The winter edition of the Grandmaster Ultras offers the gamut of classic distances: 100 miles, 100k, 50 miles and 50k in the “Three Corners” area near Mesquite, Nevada, where the states of Arizona, Utah and Nevada converge. The spot is lonely, set as it is in a vast surrounding wilderness. The area is desert, but the mid-February race date virtually assures that the temperatures will be neither too hot during the day nor too cold at night. The scenery is awesome, including many Joshua trees in the area, which tower above with their crooked branches and yucca-like plumes that will trick the eye into seeing all sorts of fantastic beasts in the low light of dusk and dawn.
Runners in their fifties are rock stars flashing past the Joshua trees and wading through the sand on their way to a win. The sixties crowd struts whatever stuff they have left without constantly wondering if the young runners that beat them them in every other race are really that good or just cashing in on their youth. And those in their seventies can use the generous cutoff times to grit it out and make a play for their former glory.

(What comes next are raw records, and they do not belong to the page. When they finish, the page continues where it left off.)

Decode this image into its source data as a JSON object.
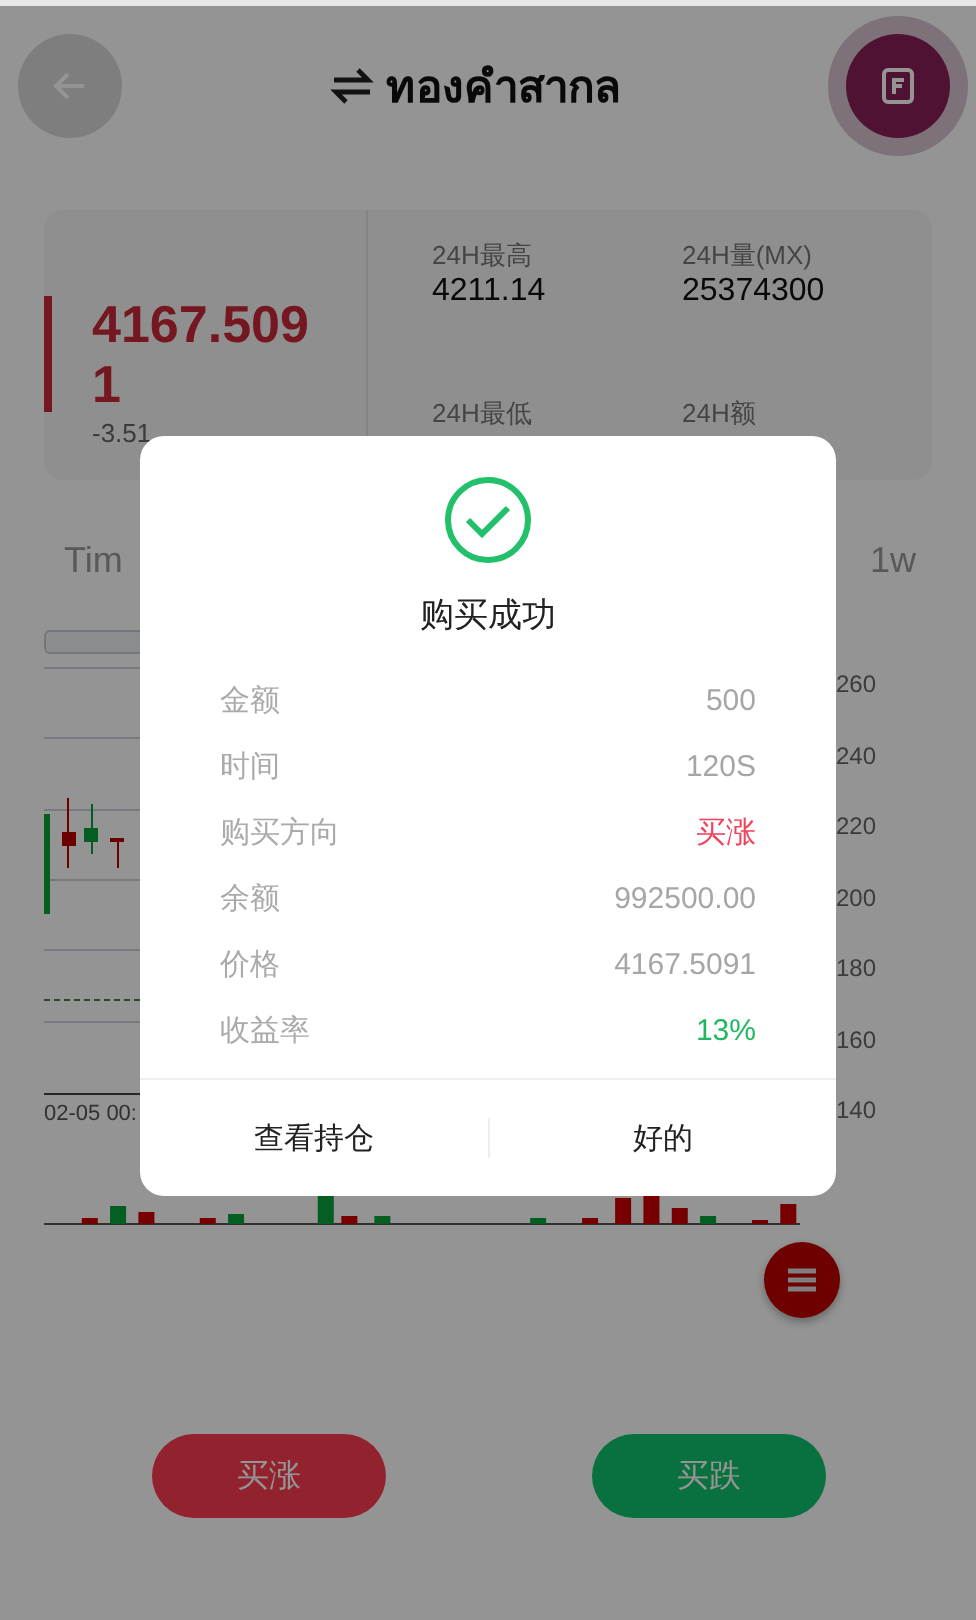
{
  "header": {
    "title": "ทองคำสากล"
  },
  "quote": {
    "price": "4167.5091",
    "change": "-3.51",
    "stats": [
      {
        "label": "24H最高",
        "value": "4211.14"
      },
      {
        "label": "24H量(MX)",
        "value": "25374300"
      },
      {
        "label": "24H最低"
      },
      {
        "label": "24H额"
      }
    ]
  },
  "tabs": [
    {
      "label": "Tim",
      "selected": false
    },
    {
      "label": "1w",
      "selected": false
    }
  ],
  "chart": {
    "y_axis_labels": [
      "260",
      "240",
      "220",
      "200",
      "180",
      "160",
      "140"
    ],
    "x_axis_label": "02-05 00:"
  },
  "dialog": {
    "title": "购买成功",
    "rows": [
      {
        "label": "金额",
        "value": "500",
        "color": "#a6a6a6"
      },
      {
        "label": "时间",
        "value": "120S",
        "color": "#a6a6a6"
      },
      {
        "label": "购买方向",
        "value": "买涨",
        "color": "#f0425a"
      },
      {
        "label": "余额",
        "value": "992500.00",
        "color": "#a6a6a6"
      },
      {
        "label": "价格",
        "value": "4167.5091",
        "color": "#a6a6a6"
      },
      {
        "label": "收益率",
        "value": "13%",
        "color": "#1fb862"
      }
    ],
    "buttons": [
      "查看持仓",
      "好的"
    ]
  },
  "actions": [
    "买涨",
    "买跌"
  ]
}
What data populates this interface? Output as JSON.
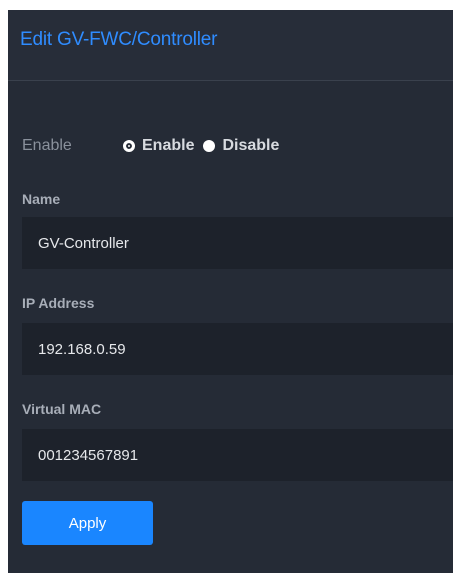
{
  "header": {
    "title": "Edit GV-FWC/Controller"
  },
  "enable": {
    "label": "Enable",
    "options": [
      {
        "label": "Enable",
        "selected": true
      },
      {
        "label": "Disable",
        "selected": false
      }
    ]
  },
  "fields": {
    "name": {
      "label": "Name",
      "value": "GV-Controller"
    },
    "ip": {
      "label": "IP Address",
      "value": "192.168.0.59"
    },
    "mac": {
      "label": "Virtual MAC",
      "value": "001234567891"
    }
  },
  "actions": {
    "apply_label": "Apply"
  },
  "colors": {
    "accent": "#1a86ff",
    "title": "#2f8cff",
    "panel_bg": "#252b36",
    "input_bg": "#1d222b"
  }
}
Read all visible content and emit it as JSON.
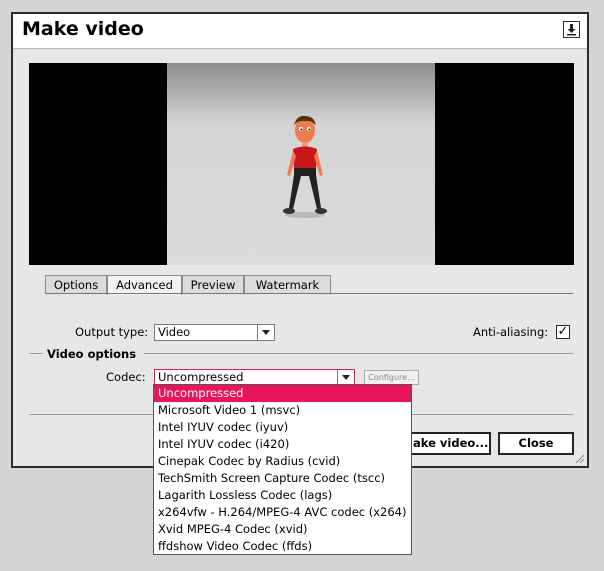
{
  "window": {
    "title": "Make video"
  },
  "tabs": [
    {
      "label": "Options",
      "active": false
    },
    {
      "label": "Advanced",
      "active": true
    },
    {
      "label": "Preview",
      "active": false
    },
    {
      "label": "Watermark",
      "active": false
    }
  ],
  "output": {
    "label": "Output type:",
    "value": "Video"
  },
  "antialias": {
    "label": "Anti-aliasing:",
    "checked": true
  },
  "video_options": {
    "heading": "Video options"
  },
  "codec": {
    "label": "Codec:",
    "value": "Uncompressed",
    "configure_label": "Configure...",
    "options": [
      "Uncompressed",
      "Microsoft Video 1 (msvc)",
      "Intel IYUV codec (iyuv)",
      "Intel IYUV codec (i420)",
      "Cinepak Codec by Radius (cvid)",
      "TechSmith Screen Capture Codec (tscc)",
      "Lagarith Lossless Codec (lags)",
      "x264vfw - H.264/MPEG-4 AVC codec (x264)",
      "Xvid MPEG-4 Codec (xvid)",
      "ffdshow Video Codec (ffds)"
    ],
    "selected_index": 0
  },
  "buttons": {
    "make_video": "Make video...",
    "close": "Close"
  },
  "colors": {
    "highlight": "#e8155a"
  },
  "icons": {
    "pin": "pin-icon",
    "character": "cartoon-character",
    "grip": "resize-grip-icon"
  }
}
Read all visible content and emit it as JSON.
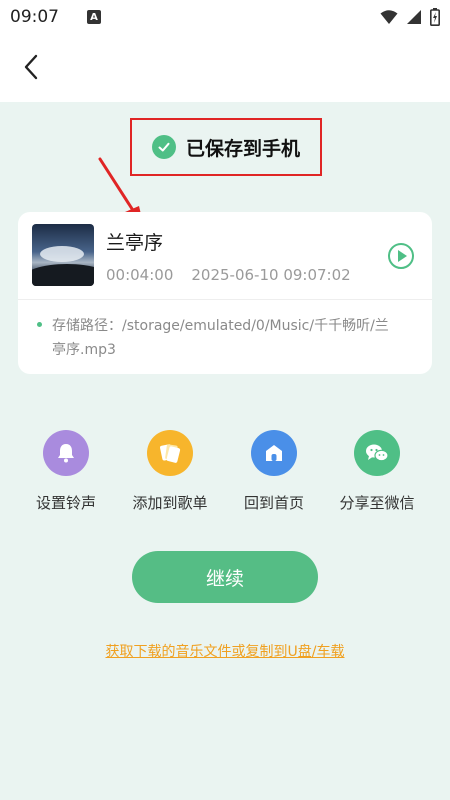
{
  "status_bar": {
    "time": "09:07",
    "notification_icon": "A"
  },
  "nav": {
    "back_icon": "chevron-left-icon"
  },
  "saved_banner": {
    "text": "已保存到手机",
    "highlight_color": "#e02525"
  },
  "song": {
    "title": "兰亭序",
    "duration": "00:04:00",
    "datetime": "2025-06-10 09:07:02",
    "path": "存储路径：/storage/emulated/0/Music/千千畅听/兰亭序.mp3"
  },
  "actions": [
    {
      "label": "设置铃声",
      "icon": "bell-icon",
      "color": "#a98bde"
    },
    {
      "label": "添加到歌单",
      "icon": "playlist-icon",
      "color": "#f7b52c"
    },
    {
      "label": "回到首页",
      "icon": "home-icon",
      "color": "#4a8fe8"
    },
    {
      "label": "分享至微信",
      "icon": "wechat-icon",
      "color": "#4fbf86"
    }
  ],
  "continue_button": {
    "label": "继续",
    "color": "#55bd85"
  },
  "bottom_link": {
    "text": "获取下载的音乐文件或复制到U盘/车载",
    "color": "#f0a020"
  }
}
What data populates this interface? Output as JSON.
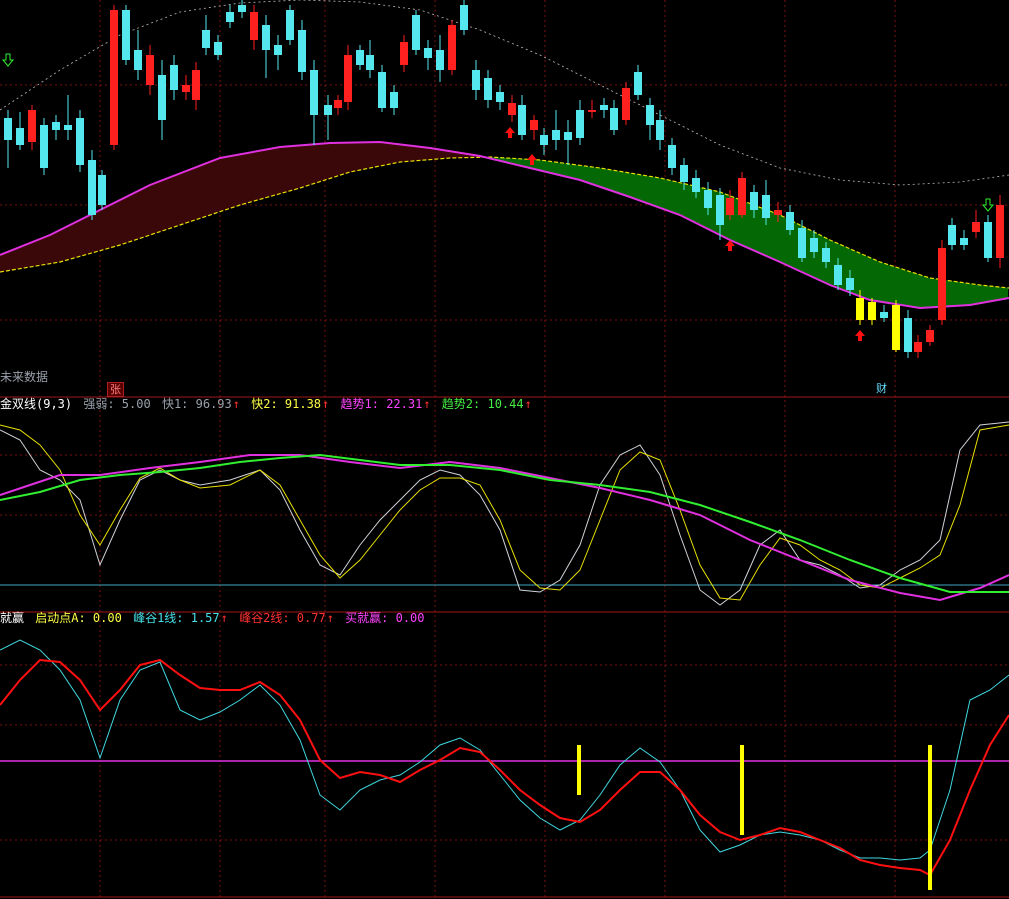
{
  "main_panel": {
    "future_data_label": "未来数据",
    "badges": {
      "zhang": "张",
      "cai": "财"
    }
  },
  "indicator1": {
    "title": "金双线(9,3)",
    "strength_label": "强弱: 5.00",
    "fast1_label": "快1: 96.93",
    "fast2_label": "快2: 91.38",
    "trend1_label": "趋势1: 22.31",
    "trend2_label": "趋势2: 10.44",
    "arrow": "↑"
  },
  "indicator2": {
    "title": "就赢",
    "start_label": "启动点A: 0.00",
    "peak1_label": "峰谷1线: 1.57",
    "peak2_label": "峰谷2线: 0.77",
    "buy_label": "买就赢: 0.00",
    "arrow": "↑"
  },
  "colors": {
    "background": "#000000",
    "up_candle": "#ff2020",
    "down_candle": "#54e8ee",
    "highlight_candle": "#ffff00",
    "grid": "#7a1010",
    "separator": "#a01818",
    "magenta_line": "#e030e0",
    "yellow_line": "#e8e000",
    "green_line": "#30ee30",
    "red_line": "#ff1010",
    "cyan_line": "#40d8e0",
    "band_dark_red": "#3a0808",
    "band_green": "#046804"
  },
  "chart_data": {
    "type": "candlestick",
    "panels": [
      "price",
      "金双线",
      "就赢"
    ],
    "indicator1_last": {
      "强弱": 5.0,
      "快1": 96.93,
      "快2": 91.38,
      "趋势1": 22.31,
      "趋势2": 10.44
    },
    "indicator2_last": {
      "启动点A": 0.0,
      "峰谷1线": 1.57,
      "峰谷2线": 0.77,
      "买就赢": 0.0
    }
  }
}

Not surprisingly, the race has an old school feel. There were runners with fanny packs like you would have seen at Western States in the late 1980s. The talk in one group was how Monica Scholz and Hans-Dieter Weisshaar were faring. Eric Clifton was there wearing his usual crazy tights. Also, in the 100-mile distance was Clyde “the Glide” Aker, Catra Corbett, Bobby Keough and Davy Crockett, all legendary veterans of hundreds of ultras.
The main course is basically a 50-mile loop over rough country roads and ATV trails. Runners pass each other heading out and back on a couple of long stretches of road, but for the most part, traffic is one way. Gradual elevation change is about 2,000 feet and occasional sections of scattered rocks make walking a safer choice than running, but there are really no obstacles that will keep you up at night.
The concept of this race is a great one — to set aside one event where older runners can feel special and pursue their passion solely among their like-minded (and age-minded) peers. The course seemed beautifully calibrated to the event; it was challenging enough to DNF quite a few runners but yielded to a steady and determined effort. I would encourage any runner (once they reach age 50) to put this race on their bucket list, and then maybe visit the bucket over and over again before they are impelled to kick it.